Lonely Planet Writer

Cabo Verde aims to be fully powered by renewable energy within eight years

The petite island archipelago nation of Cabo Verde (formerly Cape Verde), which floats almost 600km off the coast of Senegal in West Africa, has set an ambitious goal of obtaining all of its energy from renewable sources by 2025.

Santa Maria, Sal, Cabo Verde. Image by Michael Runkel / robertharding/Getty Images

The recent announcement forms part of the country’s ‘sustainable energy for all’ agenda, something that is aimed to help the environment and reduce the expensive cost of electricity for Cabo Verdeans. Historically, this ten-island nation has mostly used generators running on imported petroleum products to provide electricity for industry and its residents, who now number 550,000. And about a third of this population still relies on the burning of firewood or charcoal for cooking.

Ponta do Sol, Cabo Verde. Image by cinoby/Getty Images

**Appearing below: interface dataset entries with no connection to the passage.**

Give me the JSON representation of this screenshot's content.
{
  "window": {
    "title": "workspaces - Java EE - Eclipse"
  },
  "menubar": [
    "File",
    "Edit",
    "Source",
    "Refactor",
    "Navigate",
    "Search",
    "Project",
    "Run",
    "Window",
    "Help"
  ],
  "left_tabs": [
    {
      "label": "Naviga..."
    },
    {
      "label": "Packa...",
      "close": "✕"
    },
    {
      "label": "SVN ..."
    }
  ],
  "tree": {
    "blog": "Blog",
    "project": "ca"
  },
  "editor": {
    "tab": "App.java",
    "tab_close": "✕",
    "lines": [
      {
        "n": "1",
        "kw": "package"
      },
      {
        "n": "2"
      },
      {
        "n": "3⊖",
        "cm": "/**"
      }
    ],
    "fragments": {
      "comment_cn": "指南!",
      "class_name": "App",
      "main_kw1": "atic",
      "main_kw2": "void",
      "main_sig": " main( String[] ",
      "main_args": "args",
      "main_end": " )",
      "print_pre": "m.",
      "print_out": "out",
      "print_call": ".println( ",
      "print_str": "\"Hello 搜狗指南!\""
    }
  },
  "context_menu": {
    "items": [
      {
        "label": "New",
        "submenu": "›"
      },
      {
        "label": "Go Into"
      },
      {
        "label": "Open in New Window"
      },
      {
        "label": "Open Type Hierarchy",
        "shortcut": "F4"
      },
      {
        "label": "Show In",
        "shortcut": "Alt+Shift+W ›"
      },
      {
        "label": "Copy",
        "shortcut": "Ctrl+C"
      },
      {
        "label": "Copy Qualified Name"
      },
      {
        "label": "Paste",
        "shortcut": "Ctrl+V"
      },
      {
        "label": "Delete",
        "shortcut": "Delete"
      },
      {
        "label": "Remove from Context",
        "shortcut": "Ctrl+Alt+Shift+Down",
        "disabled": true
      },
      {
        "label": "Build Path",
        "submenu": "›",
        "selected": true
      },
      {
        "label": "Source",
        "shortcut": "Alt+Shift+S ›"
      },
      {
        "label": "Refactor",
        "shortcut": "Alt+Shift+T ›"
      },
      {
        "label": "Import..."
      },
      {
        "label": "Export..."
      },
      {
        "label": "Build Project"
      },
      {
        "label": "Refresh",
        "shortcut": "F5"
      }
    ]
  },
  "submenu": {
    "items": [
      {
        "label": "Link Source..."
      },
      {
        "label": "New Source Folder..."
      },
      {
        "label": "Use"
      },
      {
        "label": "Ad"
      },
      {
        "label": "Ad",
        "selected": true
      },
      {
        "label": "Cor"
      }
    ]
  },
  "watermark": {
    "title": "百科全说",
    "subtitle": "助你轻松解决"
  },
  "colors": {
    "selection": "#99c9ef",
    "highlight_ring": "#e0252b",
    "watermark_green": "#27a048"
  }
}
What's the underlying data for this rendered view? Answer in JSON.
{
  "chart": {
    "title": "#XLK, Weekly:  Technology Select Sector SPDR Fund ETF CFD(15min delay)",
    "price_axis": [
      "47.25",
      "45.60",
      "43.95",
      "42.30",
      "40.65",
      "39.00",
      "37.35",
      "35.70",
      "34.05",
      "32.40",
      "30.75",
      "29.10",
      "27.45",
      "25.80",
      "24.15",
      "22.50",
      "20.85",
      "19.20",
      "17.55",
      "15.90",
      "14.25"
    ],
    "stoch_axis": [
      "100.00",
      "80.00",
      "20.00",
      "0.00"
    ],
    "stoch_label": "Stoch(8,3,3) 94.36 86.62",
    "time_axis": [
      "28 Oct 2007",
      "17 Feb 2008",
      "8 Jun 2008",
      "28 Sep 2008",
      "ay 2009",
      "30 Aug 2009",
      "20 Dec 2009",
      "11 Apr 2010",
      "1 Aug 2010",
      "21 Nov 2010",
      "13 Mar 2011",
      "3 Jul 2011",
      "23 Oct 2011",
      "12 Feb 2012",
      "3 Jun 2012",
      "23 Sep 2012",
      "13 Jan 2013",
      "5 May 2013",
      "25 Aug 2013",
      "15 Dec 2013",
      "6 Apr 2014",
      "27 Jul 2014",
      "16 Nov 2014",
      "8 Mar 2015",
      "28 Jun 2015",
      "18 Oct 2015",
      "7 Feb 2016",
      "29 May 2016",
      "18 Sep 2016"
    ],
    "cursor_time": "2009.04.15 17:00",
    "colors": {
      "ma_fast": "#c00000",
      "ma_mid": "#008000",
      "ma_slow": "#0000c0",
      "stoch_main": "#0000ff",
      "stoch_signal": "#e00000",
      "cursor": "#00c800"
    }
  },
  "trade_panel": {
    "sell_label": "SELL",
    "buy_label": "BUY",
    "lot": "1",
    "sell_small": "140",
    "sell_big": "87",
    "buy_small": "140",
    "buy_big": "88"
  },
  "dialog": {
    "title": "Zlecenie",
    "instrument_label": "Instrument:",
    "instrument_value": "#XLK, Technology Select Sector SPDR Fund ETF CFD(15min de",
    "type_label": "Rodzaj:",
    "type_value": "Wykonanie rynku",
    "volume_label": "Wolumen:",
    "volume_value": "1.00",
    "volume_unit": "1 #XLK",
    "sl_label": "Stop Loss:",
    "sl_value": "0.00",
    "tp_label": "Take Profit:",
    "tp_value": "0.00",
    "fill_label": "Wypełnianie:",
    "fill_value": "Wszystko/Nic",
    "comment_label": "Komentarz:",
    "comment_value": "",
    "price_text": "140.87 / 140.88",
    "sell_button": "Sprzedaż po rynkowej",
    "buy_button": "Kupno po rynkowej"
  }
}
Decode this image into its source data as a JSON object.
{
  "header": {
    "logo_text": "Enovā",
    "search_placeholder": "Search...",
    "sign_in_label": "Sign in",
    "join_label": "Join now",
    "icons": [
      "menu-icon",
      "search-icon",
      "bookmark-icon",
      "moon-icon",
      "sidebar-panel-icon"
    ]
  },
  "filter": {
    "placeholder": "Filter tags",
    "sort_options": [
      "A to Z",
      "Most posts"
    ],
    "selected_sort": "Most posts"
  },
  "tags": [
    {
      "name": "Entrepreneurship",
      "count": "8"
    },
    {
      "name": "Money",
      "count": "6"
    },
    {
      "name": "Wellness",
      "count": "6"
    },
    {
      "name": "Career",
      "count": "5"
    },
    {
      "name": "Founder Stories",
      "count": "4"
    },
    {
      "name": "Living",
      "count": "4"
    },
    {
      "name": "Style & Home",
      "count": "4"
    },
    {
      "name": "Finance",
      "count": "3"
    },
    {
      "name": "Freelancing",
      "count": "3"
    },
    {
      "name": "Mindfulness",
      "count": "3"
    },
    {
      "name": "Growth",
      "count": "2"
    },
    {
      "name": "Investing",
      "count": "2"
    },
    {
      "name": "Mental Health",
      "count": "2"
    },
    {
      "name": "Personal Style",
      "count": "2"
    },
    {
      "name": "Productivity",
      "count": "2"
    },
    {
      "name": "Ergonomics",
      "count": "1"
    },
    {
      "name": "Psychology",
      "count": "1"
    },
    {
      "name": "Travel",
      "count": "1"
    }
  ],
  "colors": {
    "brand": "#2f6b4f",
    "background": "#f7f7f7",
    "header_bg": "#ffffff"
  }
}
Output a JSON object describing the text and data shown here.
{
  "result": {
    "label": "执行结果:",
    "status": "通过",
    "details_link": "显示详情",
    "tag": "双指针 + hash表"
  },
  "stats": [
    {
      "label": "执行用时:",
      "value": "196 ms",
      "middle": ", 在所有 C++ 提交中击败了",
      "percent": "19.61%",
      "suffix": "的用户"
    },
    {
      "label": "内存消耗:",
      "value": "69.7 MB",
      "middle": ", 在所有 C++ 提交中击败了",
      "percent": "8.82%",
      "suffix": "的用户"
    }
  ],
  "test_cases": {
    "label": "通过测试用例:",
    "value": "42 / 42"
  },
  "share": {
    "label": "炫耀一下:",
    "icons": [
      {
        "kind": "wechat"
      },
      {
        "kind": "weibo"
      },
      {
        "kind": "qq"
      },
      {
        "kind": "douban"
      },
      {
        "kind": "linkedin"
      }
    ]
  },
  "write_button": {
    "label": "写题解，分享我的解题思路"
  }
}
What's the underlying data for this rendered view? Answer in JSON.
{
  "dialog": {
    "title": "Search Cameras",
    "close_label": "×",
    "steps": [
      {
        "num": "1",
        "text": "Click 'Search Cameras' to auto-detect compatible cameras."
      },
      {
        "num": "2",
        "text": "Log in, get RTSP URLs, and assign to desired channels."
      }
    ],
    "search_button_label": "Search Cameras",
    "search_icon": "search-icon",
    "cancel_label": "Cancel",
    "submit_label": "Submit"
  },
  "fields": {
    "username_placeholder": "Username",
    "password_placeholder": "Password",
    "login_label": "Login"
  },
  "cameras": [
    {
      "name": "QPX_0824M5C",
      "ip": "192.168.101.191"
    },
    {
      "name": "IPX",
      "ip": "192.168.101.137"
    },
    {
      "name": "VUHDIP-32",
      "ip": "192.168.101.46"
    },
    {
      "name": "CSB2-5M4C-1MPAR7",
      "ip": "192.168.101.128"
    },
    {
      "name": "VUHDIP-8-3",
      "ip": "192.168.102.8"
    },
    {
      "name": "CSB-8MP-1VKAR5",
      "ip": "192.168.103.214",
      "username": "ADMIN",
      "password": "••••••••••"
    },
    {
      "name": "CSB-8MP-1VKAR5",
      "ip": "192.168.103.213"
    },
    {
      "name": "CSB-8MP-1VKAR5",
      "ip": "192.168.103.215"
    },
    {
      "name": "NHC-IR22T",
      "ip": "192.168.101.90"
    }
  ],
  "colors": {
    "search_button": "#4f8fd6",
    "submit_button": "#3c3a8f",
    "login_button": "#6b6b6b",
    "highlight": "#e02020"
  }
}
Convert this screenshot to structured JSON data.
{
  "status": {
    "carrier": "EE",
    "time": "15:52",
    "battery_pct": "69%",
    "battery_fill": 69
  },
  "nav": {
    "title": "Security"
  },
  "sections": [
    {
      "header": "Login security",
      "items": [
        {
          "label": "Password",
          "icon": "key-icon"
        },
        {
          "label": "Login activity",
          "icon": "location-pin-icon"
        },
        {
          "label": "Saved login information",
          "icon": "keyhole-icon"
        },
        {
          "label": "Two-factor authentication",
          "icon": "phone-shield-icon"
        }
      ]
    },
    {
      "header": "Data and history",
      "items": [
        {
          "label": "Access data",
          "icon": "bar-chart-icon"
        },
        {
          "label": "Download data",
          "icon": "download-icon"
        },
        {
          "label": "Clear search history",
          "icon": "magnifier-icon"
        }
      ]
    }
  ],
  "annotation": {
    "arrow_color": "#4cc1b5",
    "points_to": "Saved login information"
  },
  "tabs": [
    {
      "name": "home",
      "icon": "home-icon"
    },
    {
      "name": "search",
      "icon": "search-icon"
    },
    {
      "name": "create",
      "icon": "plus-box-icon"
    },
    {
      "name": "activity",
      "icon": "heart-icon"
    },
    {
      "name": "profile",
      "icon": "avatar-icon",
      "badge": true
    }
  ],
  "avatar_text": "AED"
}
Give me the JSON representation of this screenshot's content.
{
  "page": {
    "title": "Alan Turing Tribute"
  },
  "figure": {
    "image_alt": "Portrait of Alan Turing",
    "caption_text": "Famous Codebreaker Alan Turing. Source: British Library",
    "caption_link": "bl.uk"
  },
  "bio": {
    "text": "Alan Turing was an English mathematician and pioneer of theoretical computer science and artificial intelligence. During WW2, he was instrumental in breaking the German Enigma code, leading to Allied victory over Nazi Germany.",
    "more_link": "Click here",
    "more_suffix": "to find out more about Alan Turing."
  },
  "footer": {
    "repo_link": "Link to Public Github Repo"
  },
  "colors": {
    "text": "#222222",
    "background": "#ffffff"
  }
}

Progress has been made already, however, with about one quarter of Cabo Verde’s per capita electricity consumption (727kWh per person per year, almost 160% more than the average figure for sub-Saharan Africa) now being provided by renewable resources. But given the fact the country’s total energy consumption is doubling every five years, the target is a moving one. The government believes that using pioneering technology to capture (and crucially, to store) energy through a diverse set of assets – wind farms, solar arrays, pumped hydro power, geothermal systems and marine energy – will enable the country to achieve its goal. This would be a unique achievement as all the other countries who have come close to this target have done so primarily with large hydroelectric resources, something Cabo Verde lacks.

A kitesurfer surfs a wave on a sunny day in Sal, Cabo Verde Islands. Image by Jody MacDonald/Getty Images

One novel part in the puzzle may be the nation’s desalination systems, which provide drinking water for much of the population. They currently use large amounts of electricity, but by scheduling their use to times when wind turbines are operating and when electricity demand is low will help maximise their efficiency. And pumping this water up into reservoirs during these minimal usage periods will also enable hydroelectric power to be harnessed at times when more electricity is in demand.

The country may also be able to harness ocean thermal energy conversion, an emerging technology that uses the difference between warm surface waters and the frigid, deep ocean water to create electricity. Powering an entire nation from renewable energy is a huge target, but it’s one everyone can get behind.